▸ **Assignment**
Take the listing below and write it out again exactly, skipping any picture that it holds.

▸ **Raw data**
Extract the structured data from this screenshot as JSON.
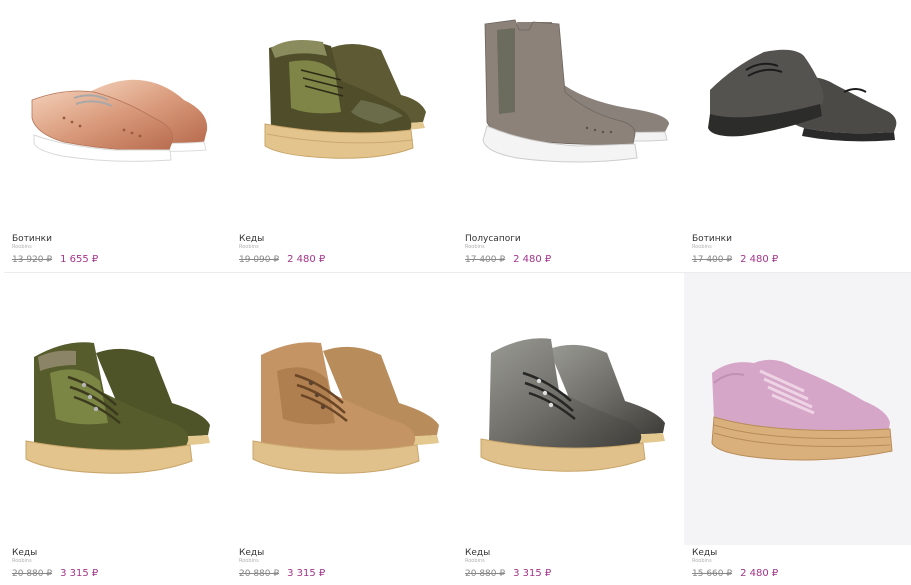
{
  "products": [
    {
      "name": "Ботинки",
      "brand": "Roobins",
      "old_price": "13 920 ₽",
      "new_price": "1 655 ₽",
      "image_icon": "rose-gold-brogue-shoe-icon"
    },
    {
      "name": "Кеды",
      "brand": "Roobins",
      "old_price": "19 090 ₽",
      "new_price": "2 480 ₽",
      "image_icon": "olive-fur-sneaker-icon"
    },
    {
      "name": "Полусапоги",
      "brand": "Roobins",
      "old_price": "17 400 ₽",
      "new_price": "2 480 ₽",
      "image_icon": "grey-chelsea-boot-icon"
    },
    {
      "name": "Ботинки",
      "brand": "Roobins",
      "old_price": "17 400 ₽",
      "new_price": "2 480 ₽",
      "image_icon": "dark-grey-brogue-shoe-icon"
    },
    {
      "name": "Кеды",
      "brand": "Roobins",
      "old_price": "20 880 ₽",
      "new_price": "3 315 ₽",
      "image_icon": "olive-hiking-sneaker-icon"
    },
    {
      "name": "Кеды",
      "brand": "Roobins",
      "old_price": "20 880 ₽",
      "new_price": "3 315 ₽",
      "image_icon": "tan-hiking-sneaker-icon"
    },
    {
      "name": "Кеды",
      "brand": "Roobins",
      "old_price": "20 880 ₽",
      "new_price": "3 315 ₽",
      "image_icon": "metallic-hiking-sneaker-icon"
    },
    {
      "name": "Кеды",
      "brand": "Roobins",
      "old_price": "15 660 ₽",
      "new_price": "2 480 ₽",
      "image_icon": "pink-platform-sneaker-icon"
    }
  ],
  "colors": {
    "sale_price": "#a4348b",
    "old_price": "#888888",
    "divider": "#ececec"
  }
}
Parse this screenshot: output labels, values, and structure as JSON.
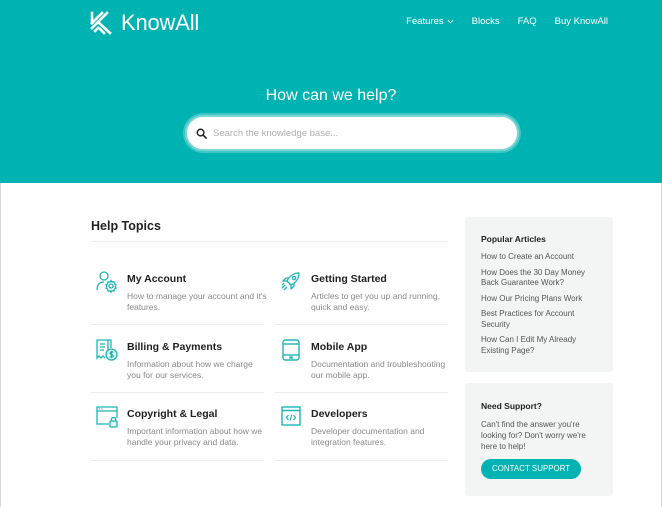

▸ **Written answer**
Extract the structured data from this screenshot as JSON.
{
  "products": [
    {
      "name": "Ботинки",
      "brand": "Roobins",
      "old_price": "13 920 ₽",
      "new_price": "1 655 ₽",
      "image_icon": "rose-gold-brogue-shoe-icon"
    },
    {
      "name": "Кеды",
      "brand": "Roobins",
      "old_price": "19 090 ₽",
      "new_price": "2 480 ₽",
      "image_icon": "olive-fur-sneaker-icon"
    },
    {
      "name": "Полусапоги",
      "brand": "Roobins",
      "old_price": "17 400 ₽",
      "new_price": "2 480 ₽",
      "image_icon": "grey-chelsea-boot-icon"
    },
    {
      "name": "Ботинки",
      "brand": "Roobins",
      "old_price": "17 400 ₽",
      "new_price": "2 480 ₽",
      "image_icon": "dark-grey-brogue-shoe-icon"
    },
    {
      "name": "Кеды",
      "brand": "Roobins",
      "old_price": "20 880 ₽",
      "new_price": "3 315 ₽",
      "image_icon": "olive-hiking-sneaker-icon"
    },
    {
      "name": "Кеды",
      "brand": "Roobins",
      "old_price": "20 880 ₽",
      "new_price": "3 315 ₽",
      "image_icon": "tan-hiking-sneaker-icon"
    },
    {
      "name": "Кеды",
      "brand": "Roobins",
      "old_price": "20 880 ₽",
      "new_price": "3 315 ₽",
      "image_icon": "metallic-hiking-sneaker-icon"
    },
    {
      "name": "Кеды",
      "brand": "Roobins",
      "old_price": "15 660 ₽",
      "new_price": "2 480 ₽",
      "image_icon": "pink-platform-sneaker-icon"
    }
  ],
  "colors": {
    "sale_price": "#a4348b",
    "old_price": "#888888",
    "divider": "#ececec"
  }
}
Parse this screenshot: output labels, values, and structure as JSON.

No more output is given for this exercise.